The GBI says the arrests stem "from the ongoing investigation of individuals responsible for numerous criminal acts at the future site of the Atlanta Public Safety Training Center."
Opponents of the training facility, which they have dubbed "Cop City", said the three are organizers with the Atlanta Solidarity Fund, a non-profit organization and bail fund founded to provide legal support to anyone arrested while engaging in protest.
"I think that it is a really frightening and dangerous escalation by the police, by Mayor Andre Dickens, by Governor Brian Kemp against the right to protest and not just the right to protest but the ability to support those who have been criminalized for protesting," said community activist Micah Herskind.
Agents and officers executed a search warrant and found evidence linking the three suspects to the financial crimes, according to the GBI.
Authorities say all three individuals will be booked into a local jail and will have a bond hearing scheduled "soon."
FOX 5 cameras were there as law enforcement appeared to raid a home in east Atlanta.
Billy Heath/FOX 5 Atlanta
Late Thursday, the Department of Homeland Security released a statement clarifying information released in the warrants for the three arrestees:

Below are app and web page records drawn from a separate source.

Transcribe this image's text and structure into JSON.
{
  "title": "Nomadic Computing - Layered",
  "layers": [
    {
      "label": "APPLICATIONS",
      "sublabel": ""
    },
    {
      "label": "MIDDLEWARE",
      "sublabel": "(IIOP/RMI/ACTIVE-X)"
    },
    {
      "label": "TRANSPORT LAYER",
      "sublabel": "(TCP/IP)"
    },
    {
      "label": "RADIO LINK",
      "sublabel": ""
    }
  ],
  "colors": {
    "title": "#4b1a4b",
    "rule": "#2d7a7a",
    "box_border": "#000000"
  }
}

"The Department of Homeland Security does not classify or designate any groups as domestic violent extremists. We use the term domestic violent extremism to refer to the conduct of groups or individuals in the United States who seek to advance their ideological goals through the unlawful use of violence and the term domestic violent extremist to refer generally to individuals based and operating primarily in the United States or its territories without direction or inspiration from a foreign terrorist group or other foreign power who seeks to further social or political goals, wholly or in part, through unlawful acts of force or violence. The mere advocacy of a particular political or social view/position, political activity, or the use of strong rhetoric does not constitute domestic violent extremism. The Department is committed to preventing all forms of terrorism and targeted violence, and does so in ways that protect privacy, civil rights, and civil liberties, and that adhere to all applicable laws. To that end, DHS regularly shares information regarding the heightened threat environment with federal, state, local, tribal, and territorial officials to ensure the safety and security of all communities across the country."
The GBI responded to that statement writing that "although DHS reports that they do not classify or designate any groups as domestic violent extremists, the description provided by DHS for a domestic violent extremist does in fact describe the behavior of the individuals of the group in question which is being investigated by the GBI multi-agency task force."